For every record below, write out an exact copy.

⟨

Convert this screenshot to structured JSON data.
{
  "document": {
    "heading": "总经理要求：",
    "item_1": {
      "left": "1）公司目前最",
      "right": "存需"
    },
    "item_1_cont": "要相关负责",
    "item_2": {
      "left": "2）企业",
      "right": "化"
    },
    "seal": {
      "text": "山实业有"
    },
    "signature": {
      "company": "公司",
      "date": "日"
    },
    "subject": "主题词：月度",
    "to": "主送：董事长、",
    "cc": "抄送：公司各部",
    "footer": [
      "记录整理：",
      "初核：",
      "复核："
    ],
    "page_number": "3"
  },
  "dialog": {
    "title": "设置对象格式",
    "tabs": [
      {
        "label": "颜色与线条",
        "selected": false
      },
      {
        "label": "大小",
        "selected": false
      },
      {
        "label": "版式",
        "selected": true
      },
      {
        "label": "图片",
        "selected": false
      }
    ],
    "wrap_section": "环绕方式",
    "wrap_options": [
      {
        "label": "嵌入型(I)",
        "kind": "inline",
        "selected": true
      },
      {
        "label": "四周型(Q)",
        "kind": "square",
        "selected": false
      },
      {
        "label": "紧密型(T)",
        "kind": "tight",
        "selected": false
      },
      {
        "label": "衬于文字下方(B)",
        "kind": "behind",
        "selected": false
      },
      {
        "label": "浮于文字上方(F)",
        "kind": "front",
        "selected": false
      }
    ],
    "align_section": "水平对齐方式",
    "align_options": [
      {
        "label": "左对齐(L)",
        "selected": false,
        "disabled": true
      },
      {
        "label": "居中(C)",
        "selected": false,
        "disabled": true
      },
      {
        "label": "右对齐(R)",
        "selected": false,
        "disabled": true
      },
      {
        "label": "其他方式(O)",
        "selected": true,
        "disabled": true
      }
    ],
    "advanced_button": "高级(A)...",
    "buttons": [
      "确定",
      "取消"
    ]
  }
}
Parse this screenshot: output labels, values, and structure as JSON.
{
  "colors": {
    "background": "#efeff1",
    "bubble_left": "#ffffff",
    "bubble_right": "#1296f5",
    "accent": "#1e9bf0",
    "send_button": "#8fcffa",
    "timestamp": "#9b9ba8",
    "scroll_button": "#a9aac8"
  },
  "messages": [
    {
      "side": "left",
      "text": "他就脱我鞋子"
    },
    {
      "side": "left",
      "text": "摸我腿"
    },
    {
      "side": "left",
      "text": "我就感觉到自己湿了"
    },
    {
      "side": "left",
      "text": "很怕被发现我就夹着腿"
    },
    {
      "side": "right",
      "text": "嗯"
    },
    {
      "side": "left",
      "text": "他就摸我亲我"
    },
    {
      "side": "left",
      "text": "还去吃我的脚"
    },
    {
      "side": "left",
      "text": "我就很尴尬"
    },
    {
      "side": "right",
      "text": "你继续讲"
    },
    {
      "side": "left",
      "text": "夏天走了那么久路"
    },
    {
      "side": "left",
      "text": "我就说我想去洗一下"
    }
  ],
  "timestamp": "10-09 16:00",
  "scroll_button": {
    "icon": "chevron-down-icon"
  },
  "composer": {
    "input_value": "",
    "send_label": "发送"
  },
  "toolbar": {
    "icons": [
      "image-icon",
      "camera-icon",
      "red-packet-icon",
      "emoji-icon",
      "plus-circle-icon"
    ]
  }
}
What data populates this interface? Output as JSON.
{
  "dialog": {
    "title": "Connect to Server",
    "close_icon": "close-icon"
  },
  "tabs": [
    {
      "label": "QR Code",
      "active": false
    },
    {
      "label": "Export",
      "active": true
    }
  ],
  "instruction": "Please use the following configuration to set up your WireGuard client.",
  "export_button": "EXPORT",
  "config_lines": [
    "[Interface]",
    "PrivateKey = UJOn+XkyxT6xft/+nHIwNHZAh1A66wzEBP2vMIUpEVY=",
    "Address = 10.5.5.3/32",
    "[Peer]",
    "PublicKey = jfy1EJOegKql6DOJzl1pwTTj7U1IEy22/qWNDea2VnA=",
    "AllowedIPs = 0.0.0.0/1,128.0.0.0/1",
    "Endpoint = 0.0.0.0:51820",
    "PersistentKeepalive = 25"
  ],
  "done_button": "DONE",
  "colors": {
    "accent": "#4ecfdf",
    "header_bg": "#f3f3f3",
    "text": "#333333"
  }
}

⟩

• TASK ANSWER
Convert this screenshot to structured JSON data.
{
  "document": {
    "heading": "总经理要求：",
    "item_1": {
      "left": "1）公司目前最",
      "right": "存需"
    },
    "item_1_cont": "要相关负责",
    "item_2": {
      "left": "2）企业",
      "right": "化"
    },
    "seal": {
      "text": "山实业有"
    },
    "signature": {
      "company": "公司",
      "date": "日"
    },
    "subject": "主题词：月度",
    "to": "主送：董事长、",
    "cc": "抄送：公司各部",
    "footer": [
      "记录整理：",
      "初核：",
      "复核："
    ],
    "page_number": "3"
  },
  "dialog": {
    "title": "设置对象格式",
    "tabs": [
      {
        "label": "颜色与线条",
        "selected": false
      },
      {
        "label": "大小",
        "selected": false
      },
      {
        "label": "版式",
        "selected": true
      },
      {
        "label": "图片",
        "selected": false
      }
    ],
    "wrap_section": "环绕方式",
    "wrap_options": [
      {
        "label": "嵌入型(I)",
        "kind": "inline",
        "selected": true
      },
      {
        "label": "四周型(Q)",
        "kind": "square",
        "selected": false
      },
      {
        "label": "紧密型(T)",
        "kind": "tight",
        "selected": false
      },
      {
        "label": "衬于文字下方(B)",
        "kind": "behind",
        "selected": false
      },
      {
        "label": "浮于文字上方(F)",
        "kind": "front",
        "selected": false
      }
    ],
    "align_section": "水平对齐方式",
    "align_options": [
      {
        "label": "左对齐(L)",
        "selected": false,
        "disabled": true
      },
      {
        "label": "居中(C)",
        "selected": false,
        "disabled": true
      },
      {
        "label": "右对齐(R)",
        "selected": false,
        "disabled": true
      },
      {
        "label": "其他方式(O)",
        "selected": true,
        "disabled": true
      }
    ],
    "advanced_button": "高级(A)...",
    "buttons": [
      "确定",
      "取消"
    ]
  }
}
Parse this screenshot: output labels, values, and structure as JSON.
{
  "colors": {
    "background": "#efeff1",
    "bubble_left": "#ffffff",
    "bubble_right": "#1296f5",
    "accent": "#1e9bf0",
    "send_button": "#8fcffa",
    "timestamp": "#9b9ba8",
    "scroll_button": "#a9aac8"
  },
  "messages": [
    {
      "side": "left",
      "text": "他就脱我鞋子"
    },
    {
      "side": "left",
      "text": "摸我腿"
    },
    {
      "side": "left",
      "text": "我就感觉到自己湿了"
    },
    {
      "side": "left",
      "text": "很怕被发现我就夹着腿"
    },
    {
      "side": "right",
      "text": "嗯"
    },
    {
      "side": "left",
      "text": "他就摸我亲我"
    },
    {
      "side": "left",
      "text": "还去吃我的脚"
    },
    {
      "side": "left",
      "text": "我就很尴尬"
    },
    {
      "side": "right",
      "text": "你继续讲"
    },
    {
      "side": "left",
      "text": "夏天走了那么久路"
    },
    {
      "side": "left",
      "text": "我就说我想去洗一下"
    }
  ],
  "timestamp": "10-09 16:00",
  "scroll_button": {
    "icon": "chevron-down-icon"
  },
  "composer": {
    "input_value": "",
    "send_label": "发送"
  },
  "toolbar": {
    "icons": [
      "image-icon",
      "camera-icon",
      "red-packet-icon",
      "emoji-icon",
      "plus-circle-icon"
    ]
  }
}
What data populates this interface? Output as JSON.
{
  "dialog": {
    "title": "Connect to Server",
    "close_icon": "close-icon"
  },
  "tabs": [
    {
      "label": "QR Code",
      "active": false
    },
    {
      "label": "Export",
      "active": true
    }
  ],
  "instruction": "Please use the following configuration to set up your WireGuard client.",
  "export_button": "EXPORT",
  "config_lines": [
    "[Interface]",
    "PrivateKey = UJOn+XkyxT6xft/+nHIwNHZAh1A66wzEBP2vMIUpEVY=",
    "Address = 10.5.5.3/32",
    "[Peer]",
    "PublicKey = jfy1EJOegKql6DOJzl1pwTTj7U1IEy22/qWNDea2VnA=",
    "AllowedIPs = 0.0.0.0/1,128.0.0.0/1",
    "Endpoint = 0.0.0.0:51820",
    "PersistentKeepalive = 25"
  ],
  "done_button": "DONE",
  "colors": {
    "accent": "#4ecfdf",
    "header_bg": "#f3f3f3",
    "text": "#333333"
  }
}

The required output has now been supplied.